Employment shall be deemed to commence when an employee arrives at the employer's place of employment to report for work and shall terminate when the employee leaves the employer's place of employment, excluding areas not under the control of the employer; provided, however, when the employee is required by the employer to be away from the employer's place of employment, the employee shall be deemed to be in the course of employment when the employee is engaged in the direct performance of duties assigned or directed by the employer; but the employment of employee paid travel time by an employer for time spent traveling to and from a job site or of any employee who utilizes an employer authorized vehicle shall commence and terminate with the time spent traveling to and from a job site or the authorized operation of a vehicle on business authorized by the employer.

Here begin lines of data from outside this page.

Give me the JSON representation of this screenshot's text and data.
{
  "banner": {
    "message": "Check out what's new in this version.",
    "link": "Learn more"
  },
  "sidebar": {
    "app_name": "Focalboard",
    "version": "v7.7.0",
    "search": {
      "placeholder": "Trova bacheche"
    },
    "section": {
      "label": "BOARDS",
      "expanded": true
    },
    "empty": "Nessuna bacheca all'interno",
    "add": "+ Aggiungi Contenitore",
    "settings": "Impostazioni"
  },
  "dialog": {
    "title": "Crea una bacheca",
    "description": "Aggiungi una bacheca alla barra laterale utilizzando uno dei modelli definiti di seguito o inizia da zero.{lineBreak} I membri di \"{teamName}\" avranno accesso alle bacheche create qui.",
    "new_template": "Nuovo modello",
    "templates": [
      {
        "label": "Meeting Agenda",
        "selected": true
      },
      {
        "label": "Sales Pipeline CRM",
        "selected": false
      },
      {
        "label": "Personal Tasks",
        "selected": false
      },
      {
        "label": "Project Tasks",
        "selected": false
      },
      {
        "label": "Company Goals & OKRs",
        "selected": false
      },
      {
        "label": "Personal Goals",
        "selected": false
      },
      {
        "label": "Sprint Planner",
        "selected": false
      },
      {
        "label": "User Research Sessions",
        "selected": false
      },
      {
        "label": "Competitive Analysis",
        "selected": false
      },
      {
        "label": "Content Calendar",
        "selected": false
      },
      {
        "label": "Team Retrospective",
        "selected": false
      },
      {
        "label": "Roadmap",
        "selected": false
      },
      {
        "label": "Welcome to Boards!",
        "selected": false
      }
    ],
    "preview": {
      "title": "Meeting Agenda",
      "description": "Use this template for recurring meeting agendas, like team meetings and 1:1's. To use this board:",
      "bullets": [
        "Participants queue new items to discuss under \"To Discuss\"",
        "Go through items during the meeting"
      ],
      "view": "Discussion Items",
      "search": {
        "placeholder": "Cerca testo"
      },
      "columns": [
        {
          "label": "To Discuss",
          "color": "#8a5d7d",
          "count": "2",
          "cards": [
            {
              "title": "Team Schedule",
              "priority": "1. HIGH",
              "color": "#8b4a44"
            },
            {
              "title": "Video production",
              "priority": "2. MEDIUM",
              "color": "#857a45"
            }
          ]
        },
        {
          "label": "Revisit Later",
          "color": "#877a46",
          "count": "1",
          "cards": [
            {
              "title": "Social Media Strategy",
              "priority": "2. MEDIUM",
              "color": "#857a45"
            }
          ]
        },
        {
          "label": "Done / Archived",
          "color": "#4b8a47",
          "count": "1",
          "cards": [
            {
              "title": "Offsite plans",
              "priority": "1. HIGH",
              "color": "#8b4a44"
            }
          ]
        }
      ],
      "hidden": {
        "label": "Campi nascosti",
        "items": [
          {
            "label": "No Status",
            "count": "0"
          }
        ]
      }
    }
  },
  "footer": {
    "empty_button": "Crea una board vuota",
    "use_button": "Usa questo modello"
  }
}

This provision has been interpreted by our courts to only allow coverage for off-premises employees who are engaged in authorized services for their employers, or who have been injured in the course of a "minor deviation" from their duties. Jumpp v. City of Ventnor, 177 N.J. 470, 484 (2003).
In Jumpp, the Court concluded that an employee was not eligible for workers' compensation benefits arising out of an injury he incurred while returning from checking a personal post office box. Id. at 482-84. The Court reached that determination despite the fact that the employee had been checking his personal post office box on a daily basis with his employer's acquiescence. Id. at 475. The Court agreed with our own observation that N.J.S.A. 34:15-36 expressed a "clear legislative mandate sharply curtailing compensability for off-premises accidents[.]" Id. at 482 (quoting Jumpp v. City of Ventnor, 351 N.J. Super. 44, 49 (App. Div. 2001)).
Petitioner argues that Drexel "entwined" Smith's personal graduate studies and teaching assignments to such an extent that traveling for his research fell into the category of him performing his prescribed job duty and, therefore, he should be eligible for workers' compensation. We disagree and conclude there is sufficient credible evidence in the record to support the compensation judge's findings that Smith's injuries did not arise out of or in the course of his employment.
The disposition of the compensation judge is wholly consistent with Jumpp and similar cases under the statute. See, e.g., Chisholm-Cohen v. Cnty. of Ocean, 231 N.J. Super. 348, 352 (App. Div. 1989) (denying coverage to an employee who was injured in her employer's vehicle, where she had driven home for dinner and a change of clothes instead of proceeding directly to an evening training program required by her employer); Walsh v. Ultimate Corp., 231 N.J. Super. 383, 390-91 (App. Div.), certif. denied, 117 N.J. 92 (1989) (denying coverage where an employee died while driving on a sightseeing trip, even though he was heading to a hotel where he planned to do work for his employer); Ward v. Davidowitz, 191 N.J. Super. 518, 523-24 (App. Div. 1983) (denying coverage where an employee was injured while returning to work after a midday lunch break).
Smith's Ph.D. program did not require that he work as a teaching assistant. He chose to accept that position in an attempt to offset the cost of the Ph.D. program. Smith used Drexel's vehicle to reach the Pine Barrens for his personal research, not to engage in work as a teaching assistant. Moreover, Smith had no teaching responsibilities the week of the accident because classes were not in session. Therefore, there is sufficient credible evidence to support the conclusion that there was no connection between the accident and Smith's employment.